** What is required **
From the material below, copy out each line with the word "musst" in it.

** Dataset records **
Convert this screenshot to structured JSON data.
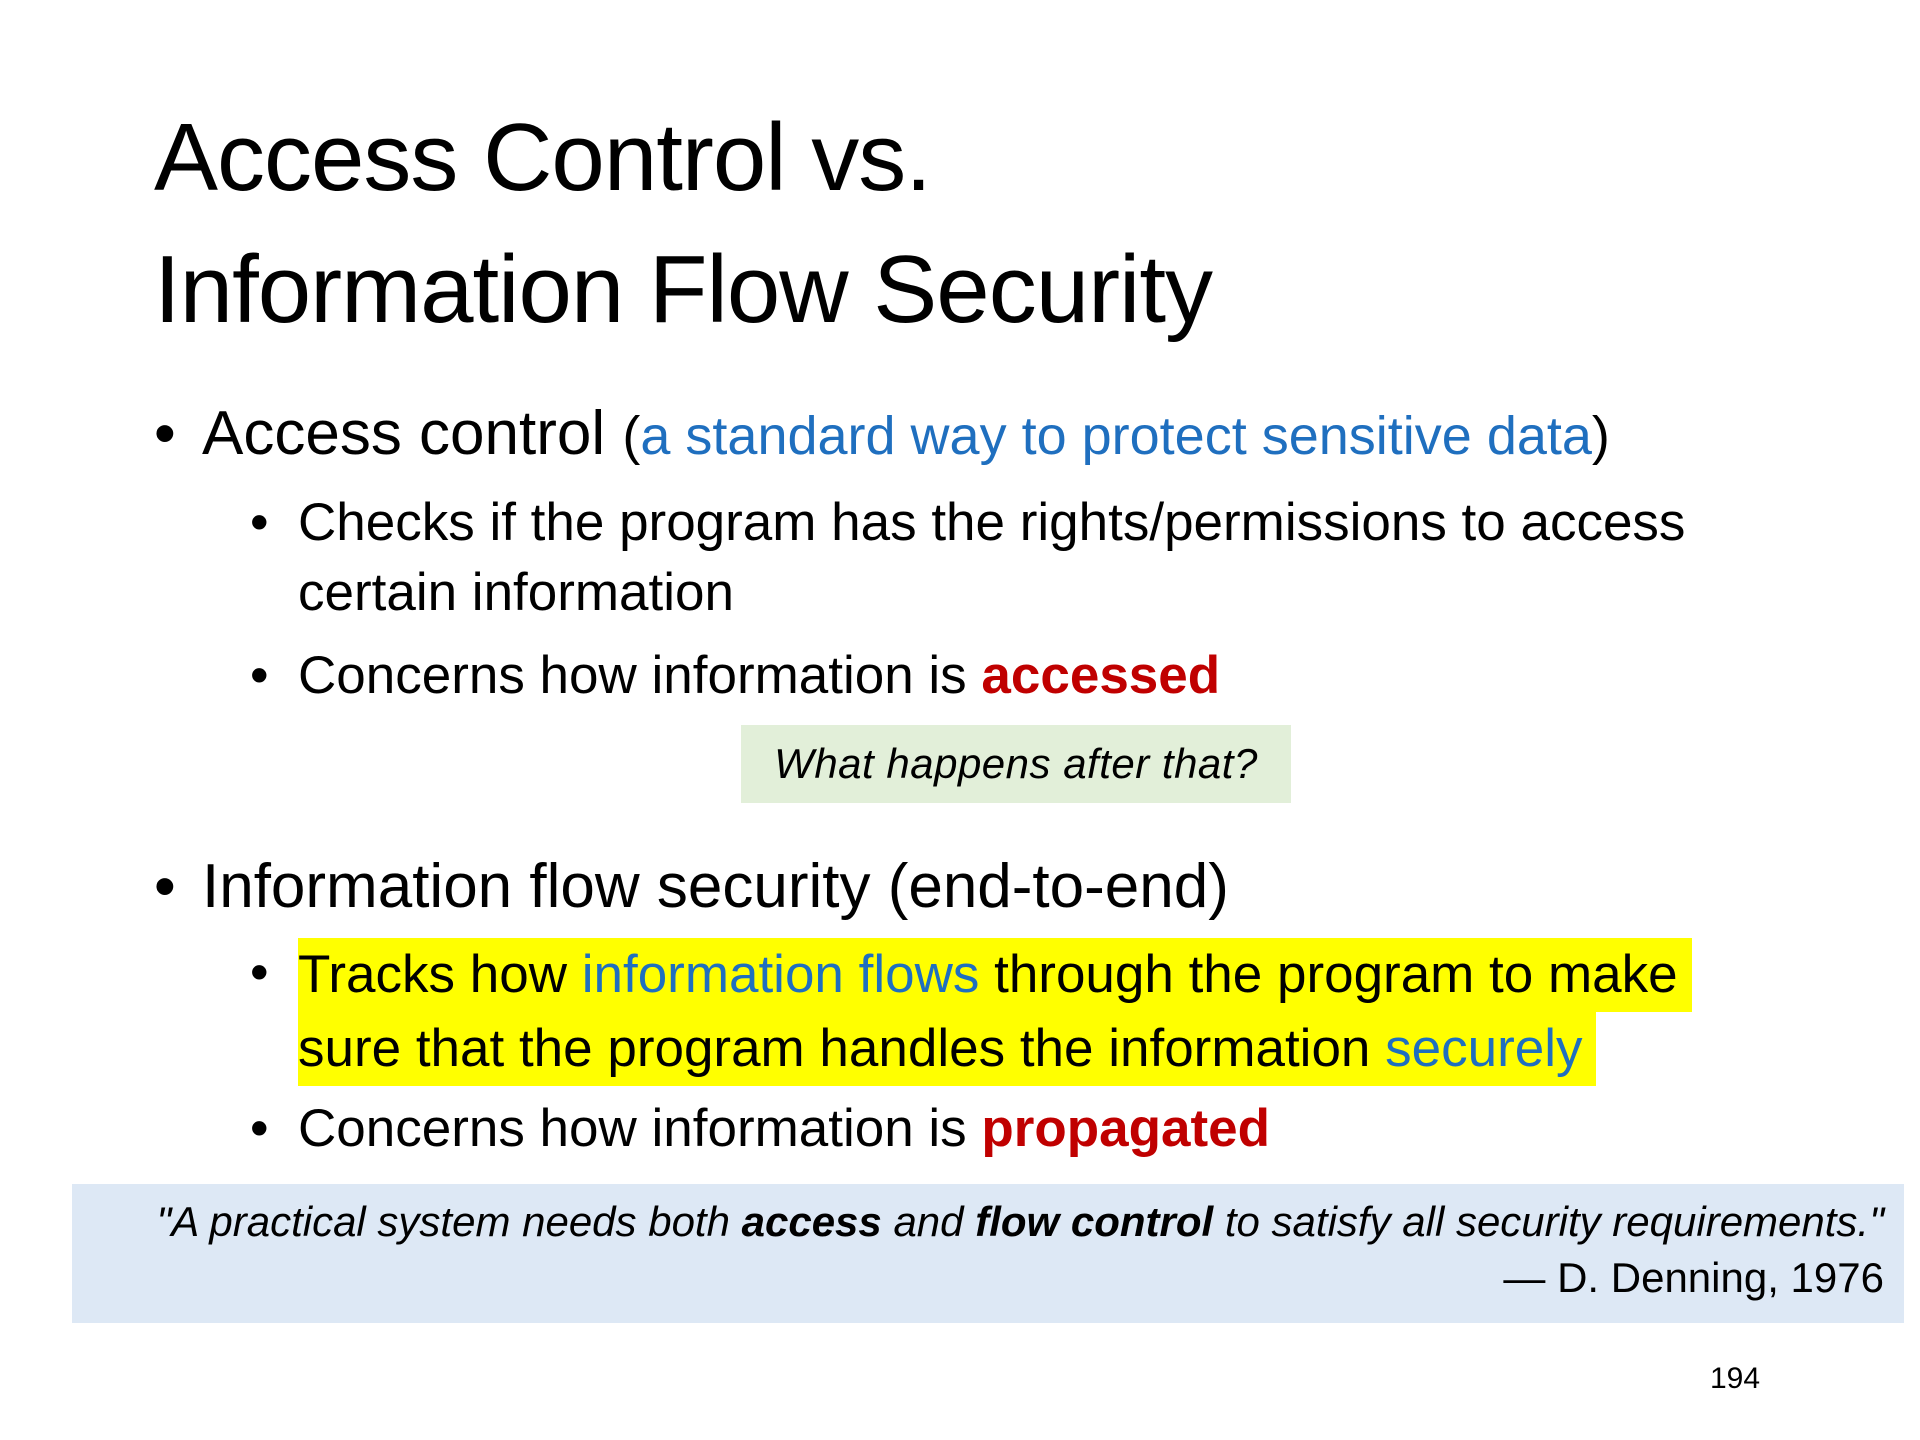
{
  "slide": {
    "title_line1": "Access Control vs.",
    "title_line2": "Information Flow Security",
    "bullet_glyph": "•",
    "page_number": "194"
  },
  "access_control": {
    "heading": "Access control",
    "paren_open": "(",
    "paren_text": "a standard way to protect sensitive data",
    "paren_close": ")",
    "sub1_line1": "Checks if the program has the rights/permissions to access",
    "sub1_line2": "certain information",
    "sub2_prefix": "Concerns how information is ",
    "sub2_emphasis": "accessed"
  },
  "question_box": {
    "text": "What happens after that?"
  },
  "information_flow": {
    "heading": "Information flow security (end-to-end)",
    "sub1_a": "Tracks how ",
    "sub1_b": "information flows",
    "sub1_c": " through the program to make",
    "sub1_d": "sure that the program handles the information ",
    "sub1_e": "securely",
    "sub2_prefix": "Concerns how information is ",
    "sub2_emphasis": "propagated"
  },
  "quote": {
    "open": "\"A practical system needs both ",
    "bold1": "access",
    "mid": " and ",
    "bold2": "flow control",
    "close": " to satisfy all security requirements.\"",
    "attribution": "— D. Denning, 1976"
  },
  "colors": {
    "accent_blue": "#1f6fbf",
    "emphasis_red": "#c00000",
    "highlight_yellow": "#ffff00",
    "question_bg": "#e2efd9",
    "quote_bg": "#dde8f5"
  }
}
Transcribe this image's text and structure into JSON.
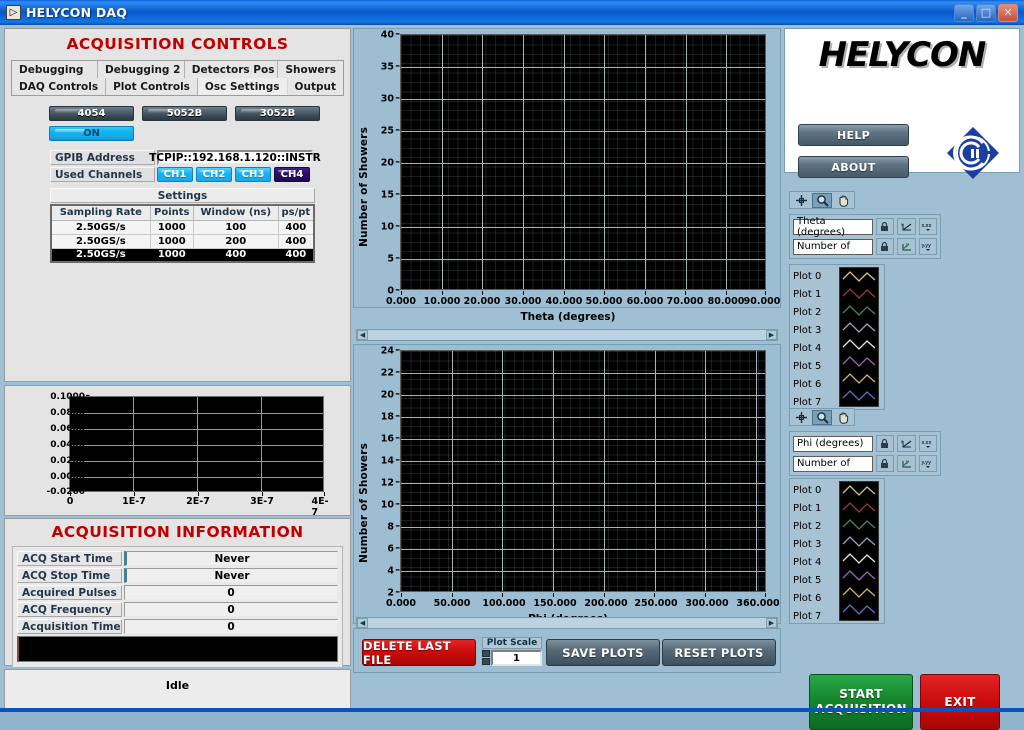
{
  "window": {
    "title": "HELYCON DAQ",
    "icon": "labview-icon",
    "minimize_label": "_",
    "maximize_label": "□",
    "close_label": "✕"
  },
  "acquisition_controls": {
    "title": "ACQUISITION CONTROLS",
    "tabs_row1": [
      {
        "label": "Debugging",
        "active": false
      },
      {
        "label": "Debugging 2",
        "active": false
      },
      {
        "label": "Detectors Pos",
        "active": false
      },
      {
        "label": "Showers",
        "active": false
      }
    ],
    "tabs_row2": [
      {
        "label": "DAQ Controls",
        "active": false
      },
      {
        "label": "Plot Controls",
        "active": false
      },
      {
        "label": "Osc Settings",
        "active": true
      },
      {
        "label": "Output",
        "active": false
      }
    ],
    "devices": [
      {
        "label": "4054"
      },
      {
        "label": "5052B"
      },
      {
        "label": "3052B"
      }
    ],
    "power_label": "ON",
    "gpib_address_label": "GPIB Address",
    "gpib_address_value": "TCPIP::192.168.1.120::INSTR",
    "used_channels_label": "Used Channels",
    "channels": [
      {
        "label": "CH1",
        "enabled": true
      },
      {
        "label": "CH2",
        "enabled": true
      },
      {
        "label": "CH3",
        "enabled": true
      },
      {
        "label": "CH4",
        "enabled": false
      }
    ],
    "settings_title": "Settings",
    "settings_headers": [
      "Sampling Rate",
      "Points",
      "Window (ns)",
      "ps/pt"
    ],
    "settings_rows": [
      {
        "cells": [
          "2.50GS/s",
          "1000",
          "100",
          "400"
        ],
        "selected": false
      },
      {
        "cells": [
          "2.50GS/s",
          "1000",
          "200",
          "400"
        ],
        "selected": false
      },
      {
        "cells": [
          "2.50GS/s",
          "1000",
          "400",
          "400"
        ],
        "selected": true
      }
    ]
  },
  "acquisition_information": {
    "title": "ACQUISITION INFORMATION",
    "rows": [
      {
        "label": "ACQ Start Time",
        "value": "Never"
      },
      {
        "label": "ACQ Stop Time",
        "value": "Never"
      },
      {
        "label": "Acquired Pulses",
        "value": "0"
      },
      {
        "label": "ACQ Frequency",
        "value": "0"
      },
      {
        "label": "Acquisition Time",
        "value": "0"
      }
    ]
  },
  "status": {
    "text": "Idle"
  },
  "branding": {
    "logo_text": "HELYCON",
    "help_label": "HELP",
    "about_label": "ABOUT",
    "secondary_logo": "cc-diamond-logo"
  },
  "plot_toolbar": {
    "cursor_tool": "crosshair-icon",
    "zoom_tool": "magnifier-icon",
    "pan_tool": "hand-icon",
    "lock_icon": "lock-icon",
    "autoscale_icon": "autoscale-icon",
    "format_icon": "number-format-icon"
  },
  "theta_legend": {
    "x_axis_name": "Theta (degrees)",
    "y_axis_name": "Number of",
    "plots": [
      {
        "label": "Plot 0",
        "color": "#d8c878"
      },
      {
        "label": "Plot 1",
        "color": "#9e3a36"
      },
      {
        "label": "Plot 2",
        "color": "#3f8c48"
      },
      {
        "label": "Plot 3",
        "color": "#93a8c4"
      },
      {
        "label": "Plot 4",
        "color": "#e8e8e0"
      },
      {
        "label": "Plot 5",
        "color": "#a462b8"
      },
      {
        "label": "Plot 6",
        "color": "#d8b068"
      },
      {
        "label": "Plot 7",
        "color": "#6a6ac8"
      }
    ]
  },
  "phi_legend": {
    "x_axis_name": "Phi (degrees)",
    "y_axis_name": "Number of",
    "plots": [
      {
        "label": "Plot 0",
        "color": "#d8c878"
      },
      {
        "label": "Plot 1",
        "color": "#9e3a36"
      },
      {
        "label": "Plot 2",
        "color": "#3f8c48"
      },
      {
        "label": "Plot 3",
        "color": "#93a8c4"
      },
      {
        "label": "Plot 4",
        "color": "#e8e8e0"
      },
      {
        "label": "Plot 5",
        "color": "#a462b8"
      },
      {
        "label": "Plot 6",
        "color": "#d8b068"
      },
      {
        "label": "Plot 7",
        "color": "#6a6ac8"
      }
    ]
  },
  "plot_controls": {
    "delete_last_file": "DELETE LAST FILE",
    "plot_scale_label": "Plot Scale",
    "plot_scale_value": "1",
    "save_plots": "SAVE PLOTS",
    "reset_plots": "RESET PLOTS"
  },
  "actions": {
    "start_line1": "START",
    "start_line2": "ACQUISITION",
    "exit_label": "EXIT"
  },
  "chart_data": [
    {
      "id": "theta_histogram",
      "type": "bar",
      "title": "",
      "xlabel": "Theta (degrees)",
      "ylabel": "Number of Showers",
      "xlim": [
        0,
        90
      ],
      "ylim": [
        0,
        40
      ],
      "xticks": [
        "0.000",
        "10.000",
        "20.000",
        "30.000",
        "40.000",
        "50.000",
        "60.000",
        "70.000",
        "80.000",
        "90.000"
      ],
      "yticks": [
        0,
        5,
        10,
        15,
        20,
        25,
        30,
        35,
        40
      ],
      "grid": true,
      "legend_position": "right",
      "series": [],
      "values": [],
      "categories": []
    },
    {
      "id": "phi_histogram",
      "type": "bar",
      "title": "",
      "xlabel": "Phi (degrees)",
      "ylabel": "Number of Showers",
      "xlim": [
        0,
        360
      ],
      "ylim": [
        2,
        24
      ],
      "xticks": [
        "0.000",
        "50.000",
        "100.000",
        "150.000",
        "200.000",
        "250.000",
        "300.000",
        "360.000"
      ],
      "yticks": [
        2,
        4,
        6,
        8,
        10,
        12,
        14,
        16,
        18,
        20,
        22,
        24
      ],
      "grid": true,
      "legend_position": "right",
      "series": [],
      "values": [],
      "categories": []
    },
    {
      "id": "waveform_plot",
      "type": "line",
      "title": "",
      "xlabel": "",
      "ylabel": "",
      "xlim": [
        0,
        4e-07
      ],
      "ylim": [
        -0.02,
        0.1
      ],
      "xticks": [
        "0",
        "1E-7",
        "2E-7",
        "3E-7",
        "4E-7"
      ],
      "yticks": [
        "0.1000",
        "0.0800",
        "0.0600",
        "0.0400",
        "0.0200",
        "0.0000",
        "-0.0200"
      ],
      "grid": true,
      "legend_position": "none",
      "series": [],
      "values": [],
      "categories": []
    }
  ]
}
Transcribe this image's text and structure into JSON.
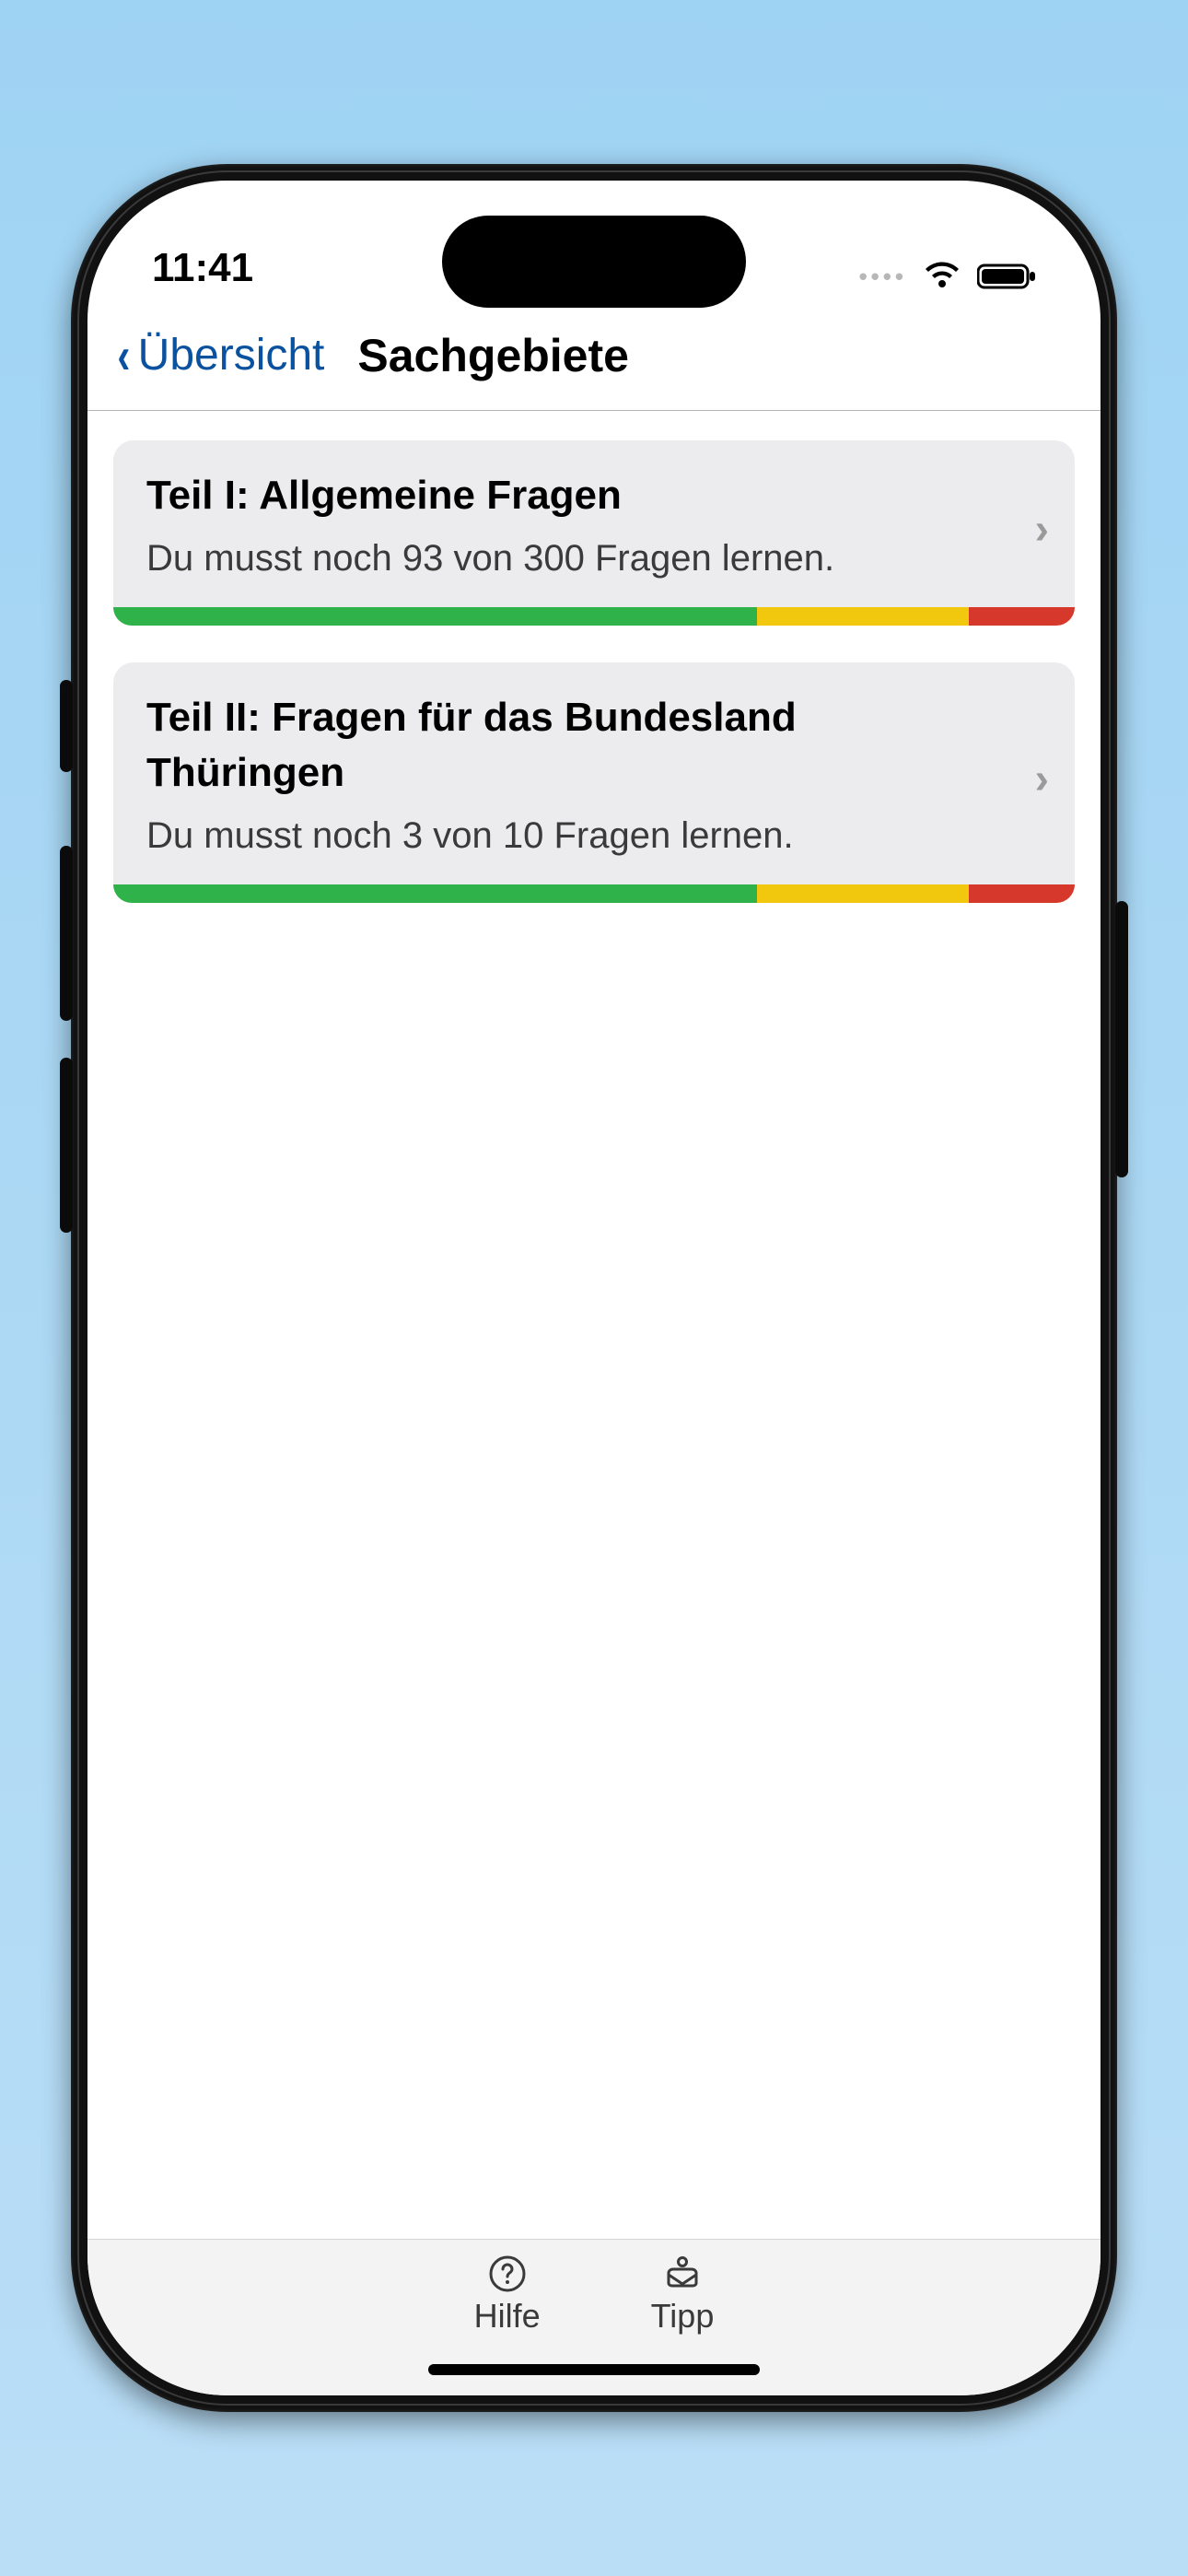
{
  "status": {
    "time": "11:41"
  },
  "nav": {
    "back_label": "Übersicht",
    "title": "Sachgebiete"
  },
  "cards": [
    {
      "title": "Teil I: Allgemeine Fragen",
      "subtitle": "Du musst noch 93 von 300 Fragen lernen.",
      "progress": {
        "green": 67,
        "yellow": 22,
        "red": 11
      }
    },
    {
      "title": "Teil II: Fragen für das Bundesland Thüringen",
      "subtitle": "Du musst noch 3 von 10 Fragen lernen.",
      "progress": {
        "green": 67,
        "yellow": 22,
        "red": 11
      }
    }
  ],
  "toolbar": {
    "help_label": "Hilfe",
    "tip_label": "Tipp"
  }
}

** Exercise response **
      "subtitle": "Du musst noch 93 von 300 Fragen lernen.",
      "subtitle": "Du musst noch 3 von 10 Fragen lernen.",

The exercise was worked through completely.